Mardi Gras at least makes a bit more sense, with all the indulgent behavior just prior to forty days of good behavior and fasting. Even societies that do not party for Mardi Gras have old traditions of feasting on foods that will be abstained from through Lent, just to avoid wasting them. It is easy to see how such feasting and indulgence evolved into over indulgence and partying. Mardi Gras lacks a tradition of wasting innocent horticultural commodities like pumpkins and shamrocks.
Easter, at the other end of Lent, is still a respectable Holy Day. Most people know that it is a celebration of the Resurrection of Jesus, and celebrate accordingly. Perhaps a bit of indulgence is in order after forty days of fasting, Colored eggs nestled in fake grass, and disposable potted lilies, do not seem to be as inappropriate as ruined pumpkins.
Christmas is the most complicated Holy Day of all. It should probably be divided into two separate Holy Days. The primary Christmas should be the celebration of the birthday of Jesus. The secondary Christmas, which could be assigned another day, and given a different name, could be a celebration of disposable potted poinsettias, dead mistletoe, and a fat guy in red coming down chimneys to deliver gifts under dead coniferous trees that would be terribly embarrassed by their tacky adornments if they were alive.
There is more to Holy Days than pumpkins, shamrocks, lilies, poinsettias, mistletoe and coniferous trees.

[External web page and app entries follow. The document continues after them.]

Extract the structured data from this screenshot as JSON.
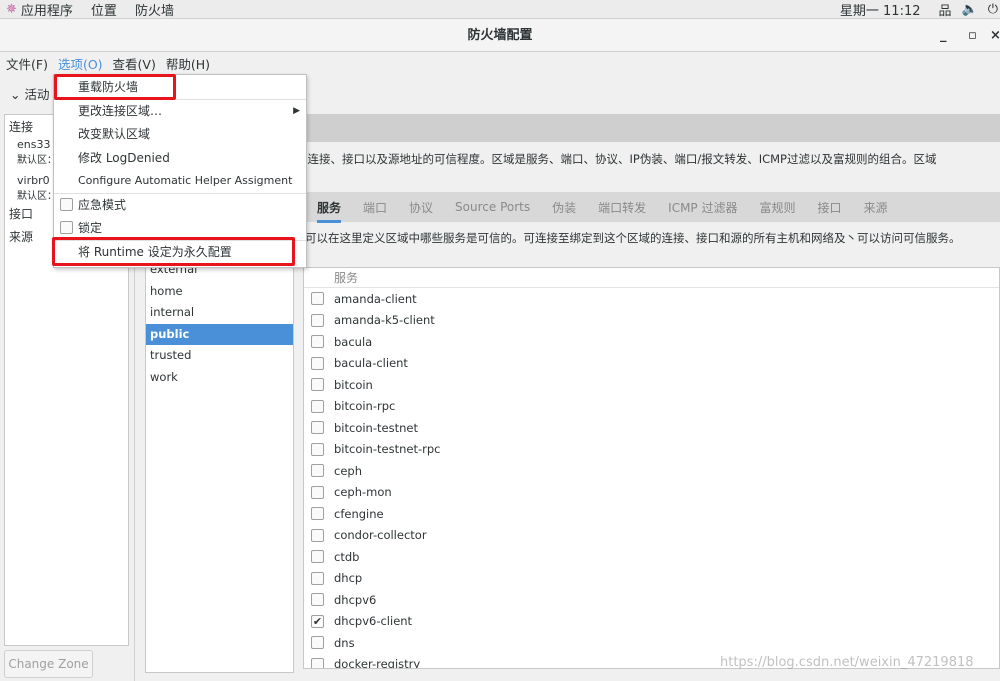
{
  "topbar": {
    "apps": "应用程序",
    "places": "位置",
    "firewall": "防火墙",
    "clock": "星期一 11:12"
  },
  "window": {
    "title": "防火墙配置",
    "minimize": "_",
    "maximize": "▫",
    "close": "×"
  },
  "menubar": [
    "文件(F)",
    "选项(O)",
    "查看(V)",
    "帮助(H)"
  ],
  "active_bindings": {
    "header": "活动",
    "connections": "连接",
    "conn1_name": "ens33 (",
    "conn1_zone": "默认区：",
    "conn2_name": "virbr0 (",
    "conn2_zone": "默认区：",
    "interfaces": "接口",
    "sources": "来源",
    "change_zone": "Change Zone"
  },
  "options_menu": {
    "items": [
      "重载防火墙",
      "更改连接区域…",
      "改变默认区域",
      "修改 LogDenied",
      "Configure Automatic Helper Assigment"
    ],
    "checks": [
      {
        "label": "应急模式",
        "checked": false
      },
      {
        "label": "锁定",
        "checked": false
      }
    ],
    "runtime_to_permanent": "将 Runtime 设定为永久配置"
  },
  "zone_description": "络连接、接口以及源地址的可信程度。区域是服务、端口、协议、IP伪装、端口/报文转发、ICMP过滤以及富规则的组合。区域",
  "tabs": [
    "服务",
    "端口",
    "协议",
    "Source Ports",
    "伪装",
    "端口转发",
    "ICMP 过滤器",
    "富规则",
    "接口",
    "来源"
  ],
  "active_tab": "服务",
  "services_description": "可以在这里定义区域中哪些服务是可信的。可连接至绑定到这个区域的连接、接口和源的所有主机和网络及丶可以访问可信服务。",
  "zones": [
    "external",
    "home",
    "internal",
    "public",
    "trusted",
    "work"
  ],
  "selected_zone": "public",
  "services_header": "服务",
  "services": [
    {
      "name": "amanda-client",
      "checked": false
    },
    {
      "name": "amanda-k5-client",
      "checked": false
    },
    {
      "name": "bacula",
      "checked": false
    },
    {
      "name": "bacula-client",
      "checked": false
    },
    {
      "name": "bitcoin",
      "checked": false
    },
    {
      "name": "bitcoin-rpc",
      "checked": false
    },
    {
      "name": "bitcoin-testnet",
      "checked": false
    },
    {
      "name": "bitcoin-testnet-rpc",
      "checked": false
    },
    {
      "name": "ceph",
      "checked": false
    },
    {
      "name": "ceph-mon",
      "checked": false
    },
    {
      "name": "cfengine",
      "checked": false
    },
    {
      "name": "condor-collector",
      "checked": false
    },
    {
      "name": "ctdb",
      "checked": false
    },
    {
      "name": "dhcp",
      "checked": false
    },
    {
      "name": "dhcpv6",
      "checked": false
    },
    {
      "name": "dhcpv6-client",
      "checked": true
    },
    {
      "name": "dns",
      "checked": false
    },
    {
      "name": "docker-registry",
      "checked": false
    }
  ],
  "watermark": "https://blog.csdn.net/weixin_47219818",
  "colors": {
    "accent": "#4a90d9",
    "highlight_box": "#e8141c"
  }
}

Christmas Trees And Cut Foliage

31211thumbThere should be no guilt associated with a cut Christmas tree. They were stigmatized many years ago, when some people believed that they were harvested from forests, and more of them likely were back then. However, most of us now know that, except for a few that actually are harvested from the wild, Christmas trees are grown on farms like most other cut foliage or horticultural crops.

That is how Christmas trees get their nice Christmas tree form. Only spruce and a few types of firs grow so densely and symmetrically in the wild; and spruce are not commonly cut as Christmas trees. Almost all types of Christmas trees need to be pruned or shorn for density, symmetry and maybe even form. Most of the foliage for wreaths and garlands is likewise grown on foliage farms.

Contrary to popular belief, living Christmas trees are no more environmentally responsible than cut trees are. They are farm grown and artificially irrigated exotic (non-native) trees in vinyl cans filled with synthetic media (potting soil) and synthetic fertilizers. Just like cut trees, they need to be shorn unnaturally. Then, after all that effort, most die and get discarded after Christmas anyway.

Those that survive are usually more trouble than they are worth. Because they are exotic, they should not be planted out in the wild. Because their roots are confined, they would not survive without irrigation through the first year anyway. A few types that grow slowly and maintain density might stay potted and be brought in at Christmas for a few years, but that requires diligent maintenance.

The worst problem with living Christmas trees is that they often get planted into home gardens that can not accommodate them. Few people know what kind of tree their living Christmas tree is, or realize how big it can get. Some trees are Italian stone pines or Canary Island pines, which simply get too large. Even junipers, arborvitaes and smaller pines need adequate accommodations. Arborists can attest to damage caused by living Christmas trees in bad situations.